Debt distress risks remain high with 22 countries in the region at high risk of external debt distress or in debt distress as of December 2022.
Growth across Sub-Saharan Africa remains sluggish, dragged down by uncertainty in the global economy, the underperformance of the continent’s largest economies, high inflation, and a sharp deceleration of investment growth, a World Bank report said Wednesday.
In the face of dampened growth prospects and rising debt levels, African governments must sharpen their focus on macroeconomic stability, domestic revenue mobilization, debt reduction, and productive investments to reduce extreme poverty and boost shared prosperity in the medium to long term.
Economic growth in Sub-Saharan Africa is set to slow from 3.6% in 2022 to 3.1% in 2023, according to the latest Africa’s Pulse, the World Bank’s April 2023 economic update for Sub-Saharan Africa. Economic activity in South Africa is set to weaken further in 2023 (0.5% annual growth) as the energy crisis deepens, while the growth recovery in Nigeria for 2023 (2.8%) is still fragile as oil production remains subdued. The real gross domestic product (GDP) growth of the Western and Central Africa subregion is estimated to decline to 3.4% in 2023 from 3.7% in 2022, while that of Eastern and Southern Africa declines to 3.0% in 2023 from 3.5% in 2022.
“Weak growth combined with debt vulnerabilities and dismal investment growth risks a lost decade in poverty reduction,” said Andrew Dabalen, World Bank Chief Economist for Africa. “Policy makers need to redouble efforts to curb inflation, boost domestic resource mobilization, and enact pro-growth reforms—while continuing to help the poorest households cope with the rising costs of living.”

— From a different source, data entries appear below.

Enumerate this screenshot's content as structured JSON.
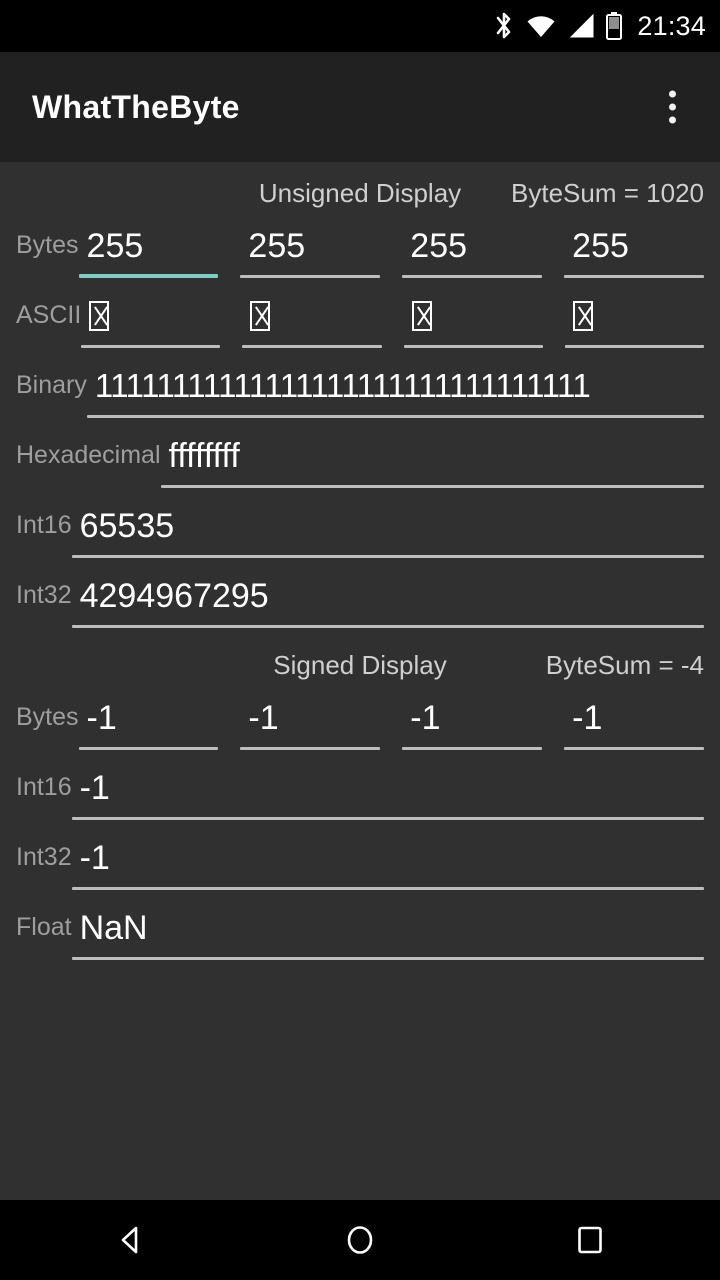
{
  "statusbar": {
    "time": "21:34",
    "icons": [
      "bluetooth-icon",
      "wifi-icon",
      "cell-signal-icon",
      "battery-icon"
    ]
  },
  "appbar": {
    "title": "WhatTheByte",
    "overflow_label": "More options"
  },
  "unsigned": {
    "header_center": "Unsigned Display",
    "header_right": "ByteSum = 1020",
    "rows": [
      {
        "label": "Bytes",
        "values": [
          "255",
          "255",
          "255",
          "255"
        ],
        "focused_index": 0
      },
      {
        "label": "ASCII",
        "values": [
          "�",
          "�",
          "�",
          "�"
        ],
        "glyph": "tofu"
      },
      {
        "label": "Binary",
        "values": [
          "11111111111111111111111111111111"
        ]
      },
      {
        "label": "Hexadecimal",
        "values": [
          "ffffffff"
        ]
      },
      {
        "label": "Int16",
        "values": [
          "65535"
        ]
      },
      {
        "label": "Int32",
        "values": [
          "4294967295"
        ]
      }
    ]
  },
  "signed": {
    "header_center": "Signed Display",
    "header_right": "ByteSum = -4",
    "rows": [
      {
        "label": "Bytes",
        "values": [
          "-1",
          "-1",
          "-1",
          "-1"
        ]
      },
      {
        "label": "Int16",
        "values": [
          "-1"
        ]
      },
      {
        "label": "Int32",
        "values": [
          "-1"
        ]
      },
      {
        "label": "Float",
        "values": [
          "NaN"
        ]
      }
    ]
  },
  "navbar": {
    "back": "back-button",
    "home": "home-button",
    "recents": "recents-button"
  },
  "colors": {
    "accent_underline": "#80cbc4",
    "underline": "#bdbdbd",
    "background": "#303030",
    "appbar": "#212121",
    "label": "#9e9e9e",
    "value": "#ffffff"
  }
}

Debt distress risks remain high with 22 countries in the region at high risk of external debt distress or in debt distress as of December 2022. Unfavorable global financial conditions have increased borrowing costs and debt service costs in Africa, diverting money from badly needed development investments and threatening macro-fiscal stability.
Stubbornly high inflation and low investment growth continue to constrain African economies. While headline inflation appears to have peaked in the past year, inflation is set to remain high at 7.5% for 2023, and above central bank target bands for most countries. Investment growth in Sub-Saharan Africa fell from 6.8% in 2010-13 to 1.6% in 2021, with a sharper slowdown in Eastern and Southern Africa than in Western and Central Africa.
Despite these challenges, many countries in the region are showing resilience amidst multiple crises. These include Kenya, Cote d’Ivoire, and the Democratic Republic of Congo (DRC) who grew at 5.2%, 6.7%, and 8.6% respectively in 2022. In the DRC, the mining sector was the main driver of growth due to an expansion in capacity and recovery in global demand. Harnessing natural resource wealth provides an opportunity to improve fiscal and debt sustainability of African countries, but the report cautions that this can only happen if countries get policies right and learn the lessons from the past boom and bust cycles.
“Rapid global decarbonization will bring significant economic opportunities to Africa,” noted James Cust, World Bank Senior Economist. “Metals and minerals will be needed in larger quantities for low carbon technologies like batteries—and with the right policies—could boost fiscal revenues, increase opportunities for regional value chains that create jobs, and accelerate economic transformation.”
In a time of energy transition and rising demand for metals and minerals, resource-rich governments have an opportunity to better leverage natural resources to finance their public programs, diversify their economy, and expand energy access. The report finds that countries could potentially more than double the average revenues that they currently collect from natural resources. Tapping these fiscal resources in the form of royalties and taxes while continuing to attract private sector investment requires the right kinds of policies, reforms, and good governance. Maximizing government revenues derived from natural resources would offer a double dividend for people and the planet by increasing fiscal space and removing implicit production subsidies.